#### Your assignment:
Write out the listing in full, matching it word for word.

#### Recorded information:
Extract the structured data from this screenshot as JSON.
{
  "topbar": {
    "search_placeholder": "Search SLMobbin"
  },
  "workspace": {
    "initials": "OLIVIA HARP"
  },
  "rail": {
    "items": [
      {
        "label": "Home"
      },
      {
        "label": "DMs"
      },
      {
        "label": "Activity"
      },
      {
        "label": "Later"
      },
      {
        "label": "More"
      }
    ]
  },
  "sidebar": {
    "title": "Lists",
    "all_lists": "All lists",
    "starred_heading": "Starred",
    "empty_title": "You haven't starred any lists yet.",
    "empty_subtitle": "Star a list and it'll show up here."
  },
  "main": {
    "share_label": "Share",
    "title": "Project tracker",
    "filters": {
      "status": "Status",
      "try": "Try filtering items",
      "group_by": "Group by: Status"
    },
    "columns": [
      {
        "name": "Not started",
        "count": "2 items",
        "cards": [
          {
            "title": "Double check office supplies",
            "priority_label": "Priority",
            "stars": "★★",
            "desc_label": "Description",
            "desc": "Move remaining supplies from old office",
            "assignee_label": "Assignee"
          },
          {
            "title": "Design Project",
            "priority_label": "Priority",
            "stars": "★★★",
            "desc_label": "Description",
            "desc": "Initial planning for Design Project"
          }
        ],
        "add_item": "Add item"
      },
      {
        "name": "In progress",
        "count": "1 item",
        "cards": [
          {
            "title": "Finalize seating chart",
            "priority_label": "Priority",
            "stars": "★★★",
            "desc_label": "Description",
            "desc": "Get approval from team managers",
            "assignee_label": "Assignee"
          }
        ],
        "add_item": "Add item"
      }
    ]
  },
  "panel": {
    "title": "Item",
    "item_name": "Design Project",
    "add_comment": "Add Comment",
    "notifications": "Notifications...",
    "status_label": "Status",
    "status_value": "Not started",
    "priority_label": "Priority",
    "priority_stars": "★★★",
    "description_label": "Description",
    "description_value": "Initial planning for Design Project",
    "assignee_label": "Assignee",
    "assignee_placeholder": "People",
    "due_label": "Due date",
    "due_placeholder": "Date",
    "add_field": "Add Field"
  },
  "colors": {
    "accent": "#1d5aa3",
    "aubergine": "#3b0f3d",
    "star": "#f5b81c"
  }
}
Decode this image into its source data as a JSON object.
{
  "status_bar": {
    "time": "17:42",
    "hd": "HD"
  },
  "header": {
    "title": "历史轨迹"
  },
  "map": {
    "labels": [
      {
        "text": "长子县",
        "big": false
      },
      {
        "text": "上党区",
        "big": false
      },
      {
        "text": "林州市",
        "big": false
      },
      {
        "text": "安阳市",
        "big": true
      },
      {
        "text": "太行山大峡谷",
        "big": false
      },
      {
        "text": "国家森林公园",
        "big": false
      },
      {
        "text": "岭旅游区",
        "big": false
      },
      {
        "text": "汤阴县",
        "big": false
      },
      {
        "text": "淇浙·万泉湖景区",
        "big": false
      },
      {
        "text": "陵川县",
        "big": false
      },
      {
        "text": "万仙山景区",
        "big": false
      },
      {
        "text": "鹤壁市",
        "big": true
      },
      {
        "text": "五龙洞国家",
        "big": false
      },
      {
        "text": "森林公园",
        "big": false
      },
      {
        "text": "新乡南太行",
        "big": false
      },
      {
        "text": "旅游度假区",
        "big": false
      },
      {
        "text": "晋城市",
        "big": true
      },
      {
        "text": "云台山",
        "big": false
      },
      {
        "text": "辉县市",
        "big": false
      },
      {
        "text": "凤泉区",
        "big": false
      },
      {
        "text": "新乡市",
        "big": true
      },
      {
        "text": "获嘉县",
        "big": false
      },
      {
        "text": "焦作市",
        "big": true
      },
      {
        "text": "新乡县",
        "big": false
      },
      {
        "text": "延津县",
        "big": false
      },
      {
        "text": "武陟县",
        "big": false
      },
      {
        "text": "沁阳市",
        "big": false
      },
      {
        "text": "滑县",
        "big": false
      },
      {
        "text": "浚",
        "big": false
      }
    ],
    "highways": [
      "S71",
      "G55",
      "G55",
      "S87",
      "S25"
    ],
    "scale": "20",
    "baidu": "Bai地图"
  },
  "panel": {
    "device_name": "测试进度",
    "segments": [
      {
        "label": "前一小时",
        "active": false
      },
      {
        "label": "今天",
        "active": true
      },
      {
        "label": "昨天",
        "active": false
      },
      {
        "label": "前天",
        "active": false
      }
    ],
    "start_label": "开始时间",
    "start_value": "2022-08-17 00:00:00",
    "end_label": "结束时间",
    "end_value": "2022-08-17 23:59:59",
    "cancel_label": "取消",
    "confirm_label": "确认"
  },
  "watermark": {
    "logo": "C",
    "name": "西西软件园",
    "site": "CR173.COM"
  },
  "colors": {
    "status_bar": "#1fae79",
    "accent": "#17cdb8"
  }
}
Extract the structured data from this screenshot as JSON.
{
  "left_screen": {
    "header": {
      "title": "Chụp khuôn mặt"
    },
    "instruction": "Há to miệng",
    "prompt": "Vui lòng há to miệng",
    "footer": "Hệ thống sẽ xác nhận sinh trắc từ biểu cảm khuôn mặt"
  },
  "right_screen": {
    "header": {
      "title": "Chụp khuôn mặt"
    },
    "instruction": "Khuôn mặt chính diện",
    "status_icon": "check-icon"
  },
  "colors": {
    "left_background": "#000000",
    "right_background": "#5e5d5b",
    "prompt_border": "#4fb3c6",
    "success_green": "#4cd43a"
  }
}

#### Completed task:
Extract the structured data from this screenshot as JSON.
{
  "topbar": {
    "search_placeholder": "Search SLMobbin"
  },
  "workspace": {
    "initials": "OLIVIA HARP"
  },
  "rail": {
    "items": [
      {
        "label": "Home"
      },
      {
        "label": "DMs"
      },
      {
        "label": "Activity"
      },
      {
        "label": "Later"
      },
      {
        "label": "More"
      }
    ]
  },
  "sidebar": {
    "title": "Lists",
    "all_lists": "All lists",
    "starred_heading": "Starred",
    "empty_title": "You haven't starred any lists yet.",
    "empty_subtitle": "Star a list and it'll show up here."
  },
  "main": {
    "share_label": "Share",
    "title": "Project tracker",
    "filters": {
      "status": "Status",
      "try": "Try filtering items",
      "group_by": "Group by: Status"
    },
    "columns": [
      {
        "name": "Not started",
        "count": "2 items",
        "cards": [
          {
            "title": "Double check office supplies",
            "priority_label": "Priority",
            "stars": "★★",
            "desc_label": "Description",
            "desc": "Move remaining supplies from old office",
            "assignee_label": "Assignee"
          },
          {
            "title": "Design Project",
            "priority_label": "Priority",
            "stars": "★★★",
            "desc_label": "Description",
            "desc": "Initial planning for Design Project"
          }
        ],
        "add_item": "Add item"
      },
      {
        "name": "In progress",
        "count": "1 item",
        "cards": [
          {
            "title": "Finalize seating chart",
            "priority_label": "Priority",
            "stars": "★★★",
            "desc_label": "Description",
            "desc": "Get approval from team managers",
            "assignee_label": "Assignee"
          }
        ],
        "add_item": "Add item"
      }
    ]
  },
  "panel": {
    "title": "Item",
    "item_name": "Design Project",
    "add_comment": "Add Comment",
    "notifications": "Notifications...",
    "status_label": "Status",
    "status_value": "Not started",
    "priority_label": "Priority",
    "priority_stars": "★★★",
    "description_label": "Description",
    "description_value": "Initial planning for Design Project",
    "assignee_label": "Assignee",
    "assignee_placeholder": "People",
    "due_label": "Due date",
    "due_placeholder": "Date",
    "add_field": "Add Field"
  },
  "colors": {
    "accent": "#1d5aa3",
    "aubergine": "#3b0f3d",
    "star": "#f5b81c"
  }
}
Decode this image into its source data as a JSON object.
{
  "status_bar": {
    "time": "17:42",
    "hd": "HD"
  },
  "header": {
    "title": "历史轨迹"
  },
  "map": {
    "labels": [
      {
        "text": "长子县",
        "big": false
      },
      {
        "text": "上党区",
        "big": false
      },
      {
        "text": "林州市",
        "big": false
      },
      {
        "text": "安阳市",
        "big": true
      },
      {
        "text": "太行山大峡谷",
        "big": false
      },
      {
        "text": "国家森林公园",
        "big": false
      },
      {
        "text": "岭旅游区",
        "big": false
      },
      {
        "text": "汤阴县",
        "big": false
      },
      {
        "text": "淇浙·万泉湖景区",
        "big": false
      },
      {
        "text": "陵川县",
        "big": false
      },
      {
        "text": "万仙山景区",
        "big": false
      },
      {
        "text": "鹤壁市",
        "big": true
      },
      {
        "text": "五龙洞国家",
        "big": false
      },
      {
        "text": "森林公园",
        "big": false
      },
      {
        "text": "新乡南太行",
        "big": false
      },
      {
        "text": "旅游度假区",
        "big": false
      },
      {
        "text": "晋城市",
        "big": true
      },
      {
        "text": "云台山",
        "big": false
      },
      {
        "text": "辉县市",
        "big": false
      },
      {
        "text": "凤泉区",
        "big": false
      },
      {
        "text": "新乡市",
        "big": true
      },
      {
        "text": "获嘉县",
        "big": false
      },
      {
        "text": "焦作市",
        "big": true
      },
      {
        "text": "新乡县",
        "big": false
      },
      {
        "text": "延津县",
        "big": false
      },
      {
        "text": "武陟县",
        "big": false
      },
      {
        "text": "沁阳市",
        "big": false
      },
      {
        "text": "滑县",
        "big": false
      },
      {
        "text": "浚",
        "big": false
      }
    ],
    "highways": [
      "S71",
      "G55",
      "G55",
      "S87",
      "S25"
    ],
    "scale": "20",
    "baidu": "Bai地图"
  },
  "panel": {
    "device_name": "测试进度",
    "segments": [
      {
        "label": "前一小时",
        "active": false
      },
      {
        "label": "今天",
        "active": true
      },
      {
        "label": "昨天",
        "active": false
      },
      {
        "label": "前天",
        "active": false
      }
    ],
    "start_label": "开始时间",
    "start_value": "2022-08-17 00:00:00",
    "end_label": "结束时间",
    "end_value": "2022-08-17 23:59:59",
    "cancel_label": "取消",
    "confirm_label": "确认"
  },
  "watermark": {
    "logo": "C",
    "name": "西西软件园",
    "site": "CR173.COM"
  },
  "colors": {
    "status_bar": "#1fae79",
    "accent": "#17cdb8"
  }
}
Extract the structured data from this screenshot as JSON.
{
  "left_screen": {
    "header": {
      "title": "Chụp khuôn mặt"
    },
    "instruction": "Há to miệng",
    "prompt": "Vui lòng há to miệng",
    "footer": "Hệ thống sẽ xác nhận sinh trắc từ biểu cảm khuôn mặt"
  },
  "right_screen": {
    "header": {
      "title": "Chụp khuôn mặt"
    },
    "instruction": "Khuôn mặt chính diện",
    "status_icon": "check-icon"
  },
  "colors": {
    "left_background": "#000000",
    "right_background": "#5e5d5b",
    "prompt_border": "#4fb3c6",
    "success_green": "#4cd43a"
  }
}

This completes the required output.